#### Material shown:
■ ■ ■ ■ ■ ■ ■

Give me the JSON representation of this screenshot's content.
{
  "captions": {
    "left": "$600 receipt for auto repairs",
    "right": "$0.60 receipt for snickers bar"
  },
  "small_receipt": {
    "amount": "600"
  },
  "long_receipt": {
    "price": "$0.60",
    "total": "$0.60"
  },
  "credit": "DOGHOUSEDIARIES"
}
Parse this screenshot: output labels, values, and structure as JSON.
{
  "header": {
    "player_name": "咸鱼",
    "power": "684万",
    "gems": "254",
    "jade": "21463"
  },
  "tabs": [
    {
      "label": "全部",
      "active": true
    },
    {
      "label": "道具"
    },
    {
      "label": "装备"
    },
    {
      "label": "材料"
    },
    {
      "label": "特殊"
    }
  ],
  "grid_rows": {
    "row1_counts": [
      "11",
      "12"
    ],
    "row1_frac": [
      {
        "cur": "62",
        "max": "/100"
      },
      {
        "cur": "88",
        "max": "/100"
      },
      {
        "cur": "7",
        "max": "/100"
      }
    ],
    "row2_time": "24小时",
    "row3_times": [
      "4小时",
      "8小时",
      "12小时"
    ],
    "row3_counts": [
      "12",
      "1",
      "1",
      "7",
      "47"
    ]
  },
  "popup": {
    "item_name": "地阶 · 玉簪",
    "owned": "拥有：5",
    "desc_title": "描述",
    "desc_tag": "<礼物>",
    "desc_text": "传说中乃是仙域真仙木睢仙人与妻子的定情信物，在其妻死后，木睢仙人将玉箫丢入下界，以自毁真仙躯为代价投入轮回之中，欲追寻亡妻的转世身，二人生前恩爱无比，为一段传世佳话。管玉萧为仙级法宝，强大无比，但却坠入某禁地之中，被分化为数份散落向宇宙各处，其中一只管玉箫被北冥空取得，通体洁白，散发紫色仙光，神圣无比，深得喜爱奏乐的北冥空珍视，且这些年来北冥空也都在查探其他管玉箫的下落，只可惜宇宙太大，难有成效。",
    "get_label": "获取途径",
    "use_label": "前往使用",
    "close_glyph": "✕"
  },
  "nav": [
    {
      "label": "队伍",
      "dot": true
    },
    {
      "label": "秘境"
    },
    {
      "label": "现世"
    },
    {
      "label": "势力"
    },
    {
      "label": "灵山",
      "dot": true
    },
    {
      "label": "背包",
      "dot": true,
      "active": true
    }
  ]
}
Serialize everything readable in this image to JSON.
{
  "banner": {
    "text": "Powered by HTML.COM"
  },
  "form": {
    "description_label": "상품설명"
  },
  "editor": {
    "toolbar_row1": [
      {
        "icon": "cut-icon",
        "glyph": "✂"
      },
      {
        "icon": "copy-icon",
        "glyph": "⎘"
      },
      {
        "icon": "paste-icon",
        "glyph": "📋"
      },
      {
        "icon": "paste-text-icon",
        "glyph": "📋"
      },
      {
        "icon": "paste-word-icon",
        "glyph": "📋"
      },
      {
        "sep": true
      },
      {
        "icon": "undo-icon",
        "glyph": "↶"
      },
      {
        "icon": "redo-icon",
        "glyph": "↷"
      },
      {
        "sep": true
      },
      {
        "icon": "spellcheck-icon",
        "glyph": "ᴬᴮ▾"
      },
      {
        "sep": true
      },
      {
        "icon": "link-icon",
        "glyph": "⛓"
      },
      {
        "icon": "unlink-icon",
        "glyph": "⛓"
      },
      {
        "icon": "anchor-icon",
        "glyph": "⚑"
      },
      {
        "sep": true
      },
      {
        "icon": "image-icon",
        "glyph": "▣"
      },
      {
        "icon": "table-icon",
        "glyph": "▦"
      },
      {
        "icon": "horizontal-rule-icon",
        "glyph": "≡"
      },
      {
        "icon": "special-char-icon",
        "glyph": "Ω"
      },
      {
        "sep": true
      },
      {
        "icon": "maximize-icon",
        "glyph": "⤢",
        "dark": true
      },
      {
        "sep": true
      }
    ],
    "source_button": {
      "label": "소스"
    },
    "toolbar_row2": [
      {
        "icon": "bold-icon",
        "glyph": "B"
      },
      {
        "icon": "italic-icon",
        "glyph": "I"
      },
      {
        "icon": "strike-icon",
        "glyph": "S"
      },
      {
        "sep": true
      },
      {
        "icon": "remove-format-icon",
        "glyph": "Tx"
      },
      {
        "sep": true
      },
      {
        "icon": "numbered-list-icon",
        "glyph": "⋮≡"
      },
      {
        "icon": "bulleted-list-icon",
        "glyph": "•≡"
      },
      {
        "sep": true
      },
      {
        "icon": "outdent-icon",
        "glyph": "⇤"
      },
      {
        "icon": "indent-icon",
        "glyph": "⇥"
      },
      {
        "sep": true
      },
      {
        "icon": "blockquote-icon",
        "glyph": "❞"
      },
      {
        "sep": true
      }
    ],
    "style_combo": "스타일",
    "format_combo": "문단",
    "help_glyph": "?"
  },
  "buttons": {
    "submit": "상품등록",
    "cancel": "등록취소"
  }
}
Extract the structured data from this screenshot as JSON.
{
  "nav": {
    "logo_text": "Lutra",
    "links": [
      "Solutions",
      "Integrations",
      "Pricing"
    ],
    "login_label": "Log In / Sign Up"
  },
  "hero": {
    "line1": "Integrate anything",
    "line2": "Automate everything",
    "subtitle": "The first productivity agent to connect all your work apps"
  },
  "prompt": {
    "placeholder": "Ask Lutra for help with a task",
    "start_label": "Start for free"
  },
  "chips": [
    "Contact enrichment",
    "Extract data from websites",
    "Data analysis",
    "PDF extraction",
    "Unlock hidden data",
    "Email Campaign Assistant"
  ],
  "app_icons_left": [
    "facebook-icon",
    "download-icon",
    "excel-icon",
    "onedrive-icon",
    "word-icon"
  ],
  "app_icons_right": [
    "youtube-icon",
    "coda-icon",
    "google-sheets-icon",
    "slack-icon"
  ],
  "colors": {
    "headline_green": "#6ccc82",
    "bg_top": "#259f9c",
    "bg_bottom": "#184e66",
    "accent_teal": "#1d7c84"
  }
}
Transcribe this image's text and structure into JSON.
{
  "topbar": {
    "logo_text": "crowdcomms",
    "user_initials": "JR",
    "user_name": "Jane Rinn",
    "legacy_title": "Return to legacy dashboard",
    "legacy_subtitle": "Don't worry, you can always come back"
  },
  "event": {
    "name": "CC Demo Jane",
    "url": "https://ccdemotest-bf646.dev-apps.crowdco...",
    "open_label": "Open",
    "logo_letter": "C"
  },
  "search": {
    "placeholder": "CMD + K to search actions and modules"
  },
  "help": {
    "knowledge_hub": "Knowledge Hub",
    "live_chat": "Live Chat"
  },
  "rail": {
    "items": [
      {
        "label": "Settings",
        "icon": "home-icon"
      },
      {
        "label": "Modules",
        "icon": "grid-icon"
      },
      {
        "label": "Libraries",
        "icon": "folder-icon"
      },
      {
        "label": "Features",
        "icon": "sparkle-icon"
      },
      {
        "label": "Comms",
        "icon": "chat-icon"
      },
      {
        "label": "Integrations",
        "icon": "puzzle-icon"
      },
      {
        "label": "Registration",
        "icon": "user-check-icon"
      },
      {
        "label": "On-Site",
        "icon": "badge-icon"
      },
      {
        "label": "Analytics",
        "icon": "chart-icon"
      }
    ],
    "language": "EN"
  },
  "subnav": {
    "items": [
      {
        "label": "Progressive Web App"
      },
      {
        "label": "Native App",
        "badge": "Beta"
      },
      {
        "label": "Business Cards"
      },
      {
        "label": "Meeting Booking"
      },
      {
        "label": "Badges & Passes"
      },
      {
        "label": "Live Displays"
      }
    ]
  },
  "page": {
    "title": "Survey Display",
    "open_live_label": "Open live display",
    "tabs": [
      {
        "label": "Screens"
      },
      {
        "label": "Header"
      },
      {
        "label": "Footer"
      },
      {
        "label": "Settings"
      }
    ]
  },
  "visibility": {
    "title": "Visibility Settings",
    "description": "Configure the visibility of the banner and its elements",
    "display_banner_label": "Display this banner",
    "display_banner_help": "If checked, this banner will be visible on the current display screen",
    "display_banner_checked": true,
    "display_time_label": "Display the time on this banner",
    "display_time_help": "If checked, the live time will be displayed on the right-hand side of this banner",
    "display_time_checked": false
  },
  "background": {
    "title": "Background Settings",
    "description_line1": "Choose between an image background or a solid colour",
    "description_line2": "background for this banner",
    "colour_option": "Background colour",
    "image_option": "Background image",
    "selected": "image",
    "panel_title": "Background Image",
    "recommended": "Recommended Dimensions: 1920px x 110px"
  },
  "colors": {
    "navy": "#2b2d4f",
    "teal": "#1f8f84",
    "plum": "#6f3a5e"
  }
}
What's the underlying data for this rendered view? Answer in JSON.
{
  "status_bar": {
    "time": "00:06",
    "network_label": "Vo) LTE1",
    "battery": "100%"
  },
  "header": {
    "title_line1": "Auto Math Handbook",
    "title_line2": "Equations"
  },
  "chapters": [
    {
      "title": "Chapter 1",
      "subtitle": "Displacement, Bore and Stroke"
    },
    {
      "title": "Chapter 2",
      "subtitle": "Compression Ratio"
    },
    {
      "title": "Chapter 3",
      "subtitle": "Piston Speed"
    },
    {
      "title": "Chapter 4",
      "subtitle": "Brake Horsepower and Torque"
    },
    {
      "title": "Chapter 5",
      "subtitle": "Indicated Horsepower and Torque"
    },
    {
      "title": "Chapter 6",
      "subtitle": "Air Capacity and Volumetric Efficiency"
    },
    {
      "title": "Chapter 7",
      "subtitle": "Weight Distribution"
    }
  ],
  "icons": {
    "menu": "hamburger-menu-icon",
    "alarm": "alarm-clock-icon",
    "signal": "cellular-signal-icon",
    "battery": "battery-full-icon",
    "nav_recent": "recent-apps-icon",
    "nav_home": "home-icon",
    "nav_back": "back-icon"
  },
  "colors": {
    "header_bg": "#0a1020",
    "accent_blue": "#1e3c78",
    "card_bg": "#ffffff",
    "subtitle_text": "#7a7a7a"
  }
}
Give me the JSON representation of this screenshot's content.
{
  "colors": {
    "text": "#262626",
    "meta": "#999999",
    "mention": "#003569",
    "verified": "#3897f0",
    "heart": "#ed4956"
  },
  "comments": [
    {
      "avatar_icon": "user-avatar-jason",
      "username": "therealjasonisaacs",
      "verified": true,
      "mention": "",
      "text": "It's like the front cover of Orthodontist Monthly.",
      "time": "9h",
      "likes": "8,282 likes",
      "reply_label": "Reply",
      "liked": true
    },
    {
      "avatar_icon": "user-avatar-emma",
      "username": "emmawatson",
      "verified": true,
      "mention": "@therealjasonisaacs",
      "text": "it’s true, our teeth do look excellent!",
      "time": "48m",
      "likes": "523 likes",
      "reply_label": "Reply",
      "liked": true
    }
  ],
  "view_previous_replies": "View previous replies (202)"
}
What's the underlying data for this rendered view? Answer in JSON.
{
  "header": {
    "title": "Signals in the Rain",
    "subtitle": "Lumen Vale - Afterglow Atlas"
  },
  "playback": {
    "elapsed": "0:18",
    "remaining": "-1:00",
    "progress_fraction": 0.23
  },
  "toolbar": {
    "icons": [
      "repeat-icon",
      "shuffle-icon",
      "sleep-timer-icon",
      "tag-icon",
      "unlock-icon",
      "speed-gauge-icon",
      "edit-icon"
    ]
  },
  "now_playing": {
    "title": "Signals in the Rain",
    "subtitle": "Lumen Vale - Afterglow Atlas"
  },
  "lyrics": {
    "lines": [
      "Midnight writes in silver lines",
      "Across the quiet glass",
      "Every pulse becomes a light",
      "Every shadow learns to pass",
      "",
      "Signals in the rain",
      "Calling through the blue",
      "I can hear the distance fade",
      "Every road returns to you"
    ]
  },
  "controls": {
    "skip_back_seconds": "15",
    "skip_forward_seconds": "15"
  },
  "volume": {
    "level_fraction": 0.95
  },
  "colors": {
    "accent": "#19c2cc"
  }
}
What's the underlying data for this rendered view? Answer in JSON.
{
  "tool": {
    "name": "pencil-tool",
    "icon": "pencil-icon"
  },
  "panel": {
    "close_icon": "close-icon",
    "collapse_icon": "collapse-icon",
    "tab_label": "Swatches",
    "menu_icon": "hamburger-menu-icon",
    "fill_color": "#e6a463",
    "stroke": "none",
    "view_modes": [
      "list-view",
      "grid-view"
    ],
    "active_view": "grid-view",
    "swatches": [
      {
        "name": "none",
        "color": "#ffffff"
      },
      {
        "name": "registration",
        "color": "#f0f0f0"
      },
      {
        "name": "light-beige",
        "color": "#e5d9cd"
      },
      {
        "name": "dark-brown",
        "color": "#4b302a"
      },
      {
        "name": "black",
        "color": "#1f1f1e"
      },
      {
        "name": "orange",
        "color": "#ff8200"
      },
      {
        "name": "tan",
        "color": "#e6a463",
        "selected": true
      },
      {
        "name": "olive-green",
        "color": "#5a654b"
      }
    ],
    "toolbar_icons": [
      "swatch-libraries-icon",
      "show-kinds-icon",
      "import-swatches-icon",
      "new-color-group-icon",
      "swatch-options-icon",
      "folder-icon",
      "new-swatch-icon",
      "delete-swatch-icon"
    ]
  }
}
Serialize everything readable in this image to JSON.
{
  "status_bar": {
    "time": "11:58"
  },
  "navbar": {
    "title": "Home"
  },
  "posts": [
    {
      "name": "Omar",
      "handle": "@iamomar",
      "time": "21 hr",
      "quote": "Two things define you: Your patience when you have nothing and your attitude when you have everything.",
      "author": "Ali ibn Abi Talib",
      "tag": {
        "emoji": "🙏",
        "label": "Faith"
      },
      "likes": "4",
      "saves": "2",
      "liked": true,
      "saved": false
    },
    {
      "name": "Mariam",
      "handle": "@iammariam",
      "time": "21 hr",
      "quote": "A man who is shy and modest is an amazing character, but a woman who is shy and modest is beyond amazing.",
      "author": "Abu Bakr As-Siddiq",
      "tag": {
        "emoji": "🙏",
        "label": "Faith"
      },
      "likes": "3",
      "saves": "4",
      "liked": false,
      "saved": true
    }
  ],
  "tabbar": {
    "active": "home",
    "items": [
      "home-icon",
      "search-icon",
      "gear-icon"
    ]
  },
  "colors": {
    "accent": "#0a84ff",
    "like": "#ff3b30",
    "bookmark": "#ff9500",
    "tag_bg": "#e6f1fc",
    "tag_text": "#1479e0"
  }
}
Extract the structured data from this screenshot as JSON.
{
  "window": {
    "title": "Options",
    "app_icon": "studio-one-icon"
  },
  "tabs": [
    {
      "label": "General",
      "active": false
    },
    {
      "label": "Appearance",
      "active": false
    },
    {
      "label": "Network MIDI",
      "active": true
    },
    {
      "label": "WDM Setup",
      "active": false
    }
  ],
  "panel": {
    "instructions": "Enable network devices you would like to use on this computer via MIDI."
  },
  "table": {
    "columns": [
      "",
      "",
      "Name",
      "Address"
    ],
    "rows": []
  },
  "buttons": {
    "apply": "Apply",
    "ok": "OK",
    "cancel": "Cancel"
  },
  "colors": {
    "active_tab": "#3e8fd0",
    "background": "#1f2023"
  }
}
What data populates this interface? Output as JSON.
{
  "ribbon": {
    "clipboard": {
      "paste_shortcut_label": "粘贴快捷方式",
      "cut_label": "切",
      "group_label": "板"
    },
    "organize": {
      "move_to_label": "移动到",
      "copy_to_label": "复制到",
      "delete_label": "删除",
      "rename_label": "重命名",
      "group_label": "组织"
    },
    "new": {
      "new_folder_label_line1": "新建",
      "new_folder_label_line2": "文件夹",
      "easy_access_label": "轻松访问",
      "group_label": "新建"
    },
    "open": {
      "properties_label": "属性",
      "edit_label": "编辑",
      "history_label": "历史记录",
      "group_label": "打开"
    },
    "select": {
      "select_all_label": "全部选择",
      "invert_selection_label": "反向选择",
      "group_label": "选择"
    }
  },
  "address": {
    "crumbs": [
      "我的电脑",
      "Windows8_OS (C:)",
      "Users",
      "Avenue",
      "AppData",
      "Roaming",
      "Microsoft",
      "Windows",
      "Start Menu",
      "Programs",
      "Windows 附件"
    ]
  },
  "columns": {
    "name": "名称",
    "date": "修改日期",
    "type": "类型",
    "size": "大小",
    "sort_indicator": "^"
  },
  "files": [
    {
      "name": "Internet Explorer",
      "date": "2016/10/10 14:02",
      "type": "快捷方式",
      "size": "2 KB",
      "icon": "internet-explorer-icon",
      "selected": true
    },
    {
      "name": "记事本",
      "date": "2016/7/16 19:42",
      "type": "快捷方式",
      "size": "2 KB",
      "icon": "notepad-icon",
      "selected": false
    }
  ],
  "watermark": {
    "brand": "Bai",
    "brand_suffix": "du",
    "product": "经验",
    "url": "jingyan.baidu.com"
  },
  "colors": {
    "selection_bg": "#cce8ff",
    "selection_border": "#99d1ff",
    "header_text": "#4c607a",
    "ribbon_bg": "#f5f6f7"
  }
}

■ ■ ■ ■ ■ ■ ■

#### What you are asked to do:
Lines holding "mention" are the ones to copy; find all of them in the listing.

#### Reply to the exercise:
    "mention": "#003569",
      "mention": "",
      "mention": "@therealjasonisaacs",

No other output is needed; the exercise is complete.